There’s nothing more motivational than developing positive momentum. Since there are areas of my life that I wish to improve, I read the book The Power of Habit by Charles Duhigg. This book really inspired me to think about keystone habits and how I might cultivate them. Since then, I’ve really been researching ways that I might be more successful at converting a new habit into something that becomes second nature. Obviously my practice of mindfulness is a habit that I am working on.
With that in mind, I found a couple of things that have really inspired me and kept me on track:
- The wisdom shared by Brian Johnson in his video: Habits 101.
- And this tracker: Way of Life app ( I only use the free version because 3 habits seem like plenty of cultivate at a time.)
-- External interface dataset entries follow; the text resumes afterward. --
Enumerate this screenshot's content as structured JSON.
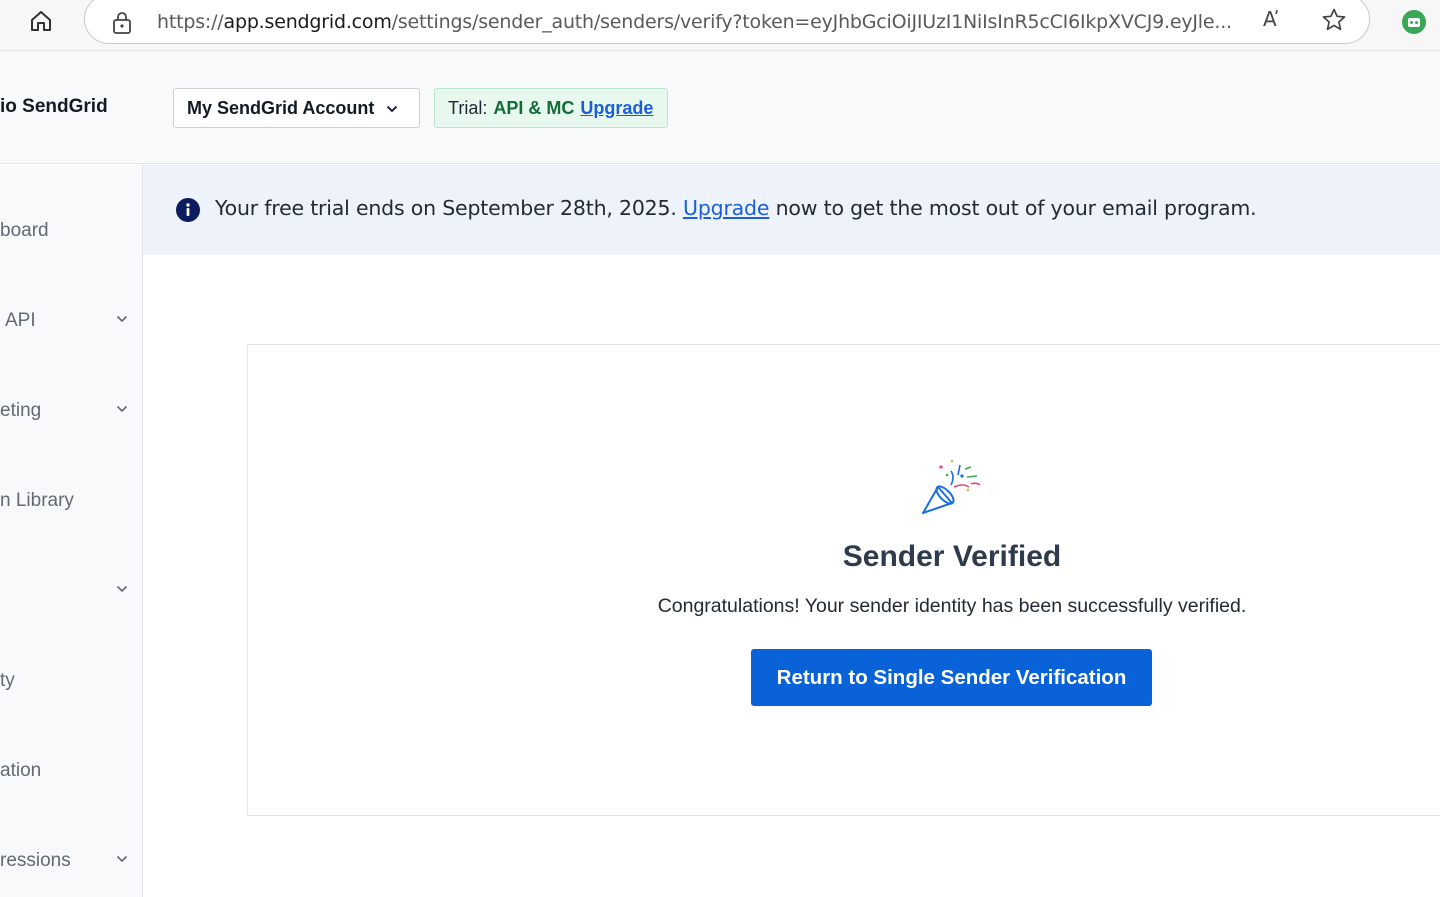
{
  "browser": {
    "url_prefix": "https://",
    "url_host": "app.sendgrid.com",
    "url_path": "/settings/sender_auth/senders/verify?token=eyJhbGciOiJIUzI1NiIsInR5cCI6IkpXVCJ9.eyJle...",
    "read_aloud_glyph": "A̕"
  },
  "header": {
    "brand": "io SendGrid",
    "account_label": "My SendGrid Account",
    "trial_label": "Trial:",
    "trial_plan": "API & MC",
    "trial_upgrade": "Upgrade"
  },
  "sidebar": {
    "items": [
      {
        "label": "board",
        "has_chevron": false
      },
      {
        "label": "API",
        "has_chevron": true
      },
      {
        "label": "eting",
        "has_chevron": true
      },
      {
        "label": "n Library",
        "has_chevron": false
      },
      {
        "label": "",
        "has_chevron": true
      },
      {
        "label": "ty",
        "has_chevron": false
      },
      {
        "label": "ation",
        "has_chevron": false
      },
      {
        "label": "ressions",
        "has_chevron": true
      }
    ]
  },
  "banner": {
    "text_before": "Your free trial ends on September 28th, 2025.",
    "link": "Upgrade",
    "text_after": "now to get the most out of your email program."
  },
  "card": {
    "title": "Sender Verified",
    "message": "Congratulations! Your sender identity has been successfully verified.",
    "button": "Return to Single Sender Verification"
  },
  "colors": {
    "primary": "#0a62d9",
    "link": "#1a5fd9",
    "trial_green": "#136b3a",
    "banner_bg": "#eef3fb"
  }
}
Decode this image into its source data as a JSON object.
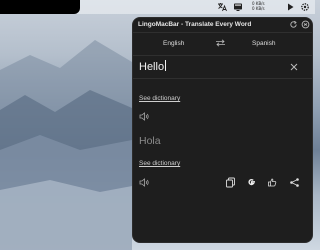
{
  "app": {
    "title": "LingoMacBar - Translate Every Word"
  },
  "menubar": {
    "net_up": "0 KB/s",
    "net_down": "0 KB/s"
  },
  "languages": {
    "source": "English",
    "target": "Spanish"
  },
  "input": {
    "value": "Hello"
  },
  "source_section": {
    "dictionary_link": "See dictionary"
  },
  "output": {
    "value": "Hola",
    "dictionary_link": "See dictionary"
  },
  "icons": {
    "menubar": [
      "translate-app-icon",
      "display-icon",
      "network-speed-icon",
      "play-icon",
      "settings-icon"
    ],
    "title": [
      "refresh-icon",
      "power-icon"
    ],
    "actions": [
      "copy-icon",
      "google-icon",
      "feedback-icon",
      "share-icon"
    ]
  }
}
These two things have really helped me to sculpt my intention to develop positive habits like meditation, and have also given me a way to celebrate my success as I endeavor to become the best me that I can be. I hope these tools serve you as well.
Have you ever read the poem, IF, by Rudyard Kipling?
If you can keep your head, while others around you are losing theirs…..If you can wait and not be tired of waiting….If you can meet with Triumph and Disaster and treat those two imposters just the same….
This poem comes to mind as I reflect on my practice–not just when I have my eyes closed, meditating, but also when I am engaged in my life’s daily events. It’s really those times “off the mat” (to steal a yoga phrase) that I know mindfulness is truly being cultivated. Indeed, it is how I approach those those difficult moments that I am able to recognize that my effort is worthwhile.
I have to celebrate the process, the journey, and the struggle of mediation. Although noticing that my mind is wandering may seem like a failure at first, however, over time, it is becoming the evidence and validation that my practice of mindfulness is paying off. This awareness is the essence of a mindful moment.
What surprises me is the development outside of my meditation- not just the awareness of the emotion that I am experiencing but also the the shift in my perception. I can look at challenging people and situations and find something within these experiences to have gratitude for. It’s like these emotionally gritty experiences are turning dirt into pearls of wisdom for me. Of course, to become attached to this transformation seems to contradict the point of mindfulness as well. However treating my successes and failures with the same openness is something I can strive towards. Though cultivating mindfulness as my preset default mode seems to be a BIG If, but nevertheless, its pursuit is worthy of my effort.
Eleven Rings by Phil Jackson was one of the books on my summer reading list. I chose it because I don’t know anything about basketball–about any sports, really, for that matter.It was a challenging text for me because it is so out of the context that I am aware of, but reading it meant that I would have no expectation, good or bad. Surprisingly this Zen Basketball Coach offered a fresh perspective on difficult experiences that made me deeply reflect on my role as a leader. And, I almost want to watch basketball now. (almost)
I feel like in order to move forward with the future challenges of this year, I have to accept the losses of last year. Get over it. Move on. Phil Jackson reminded me that “the soul of success is surrendering to what is”. Zen Master Jakusho Kwong also suggests being an active participant in experiencing loss and understand on some level that loss is a catalyst for growth. Not only do I have to embrace the mistakes, the confusion and grief that resulted in some of the decisions made last year, but I have to “put it in the refrigerator”–realizing that it’s over, letting it cool and later appreciating the lessons that come from them.
Yep, letting go and closing the door on that chapter!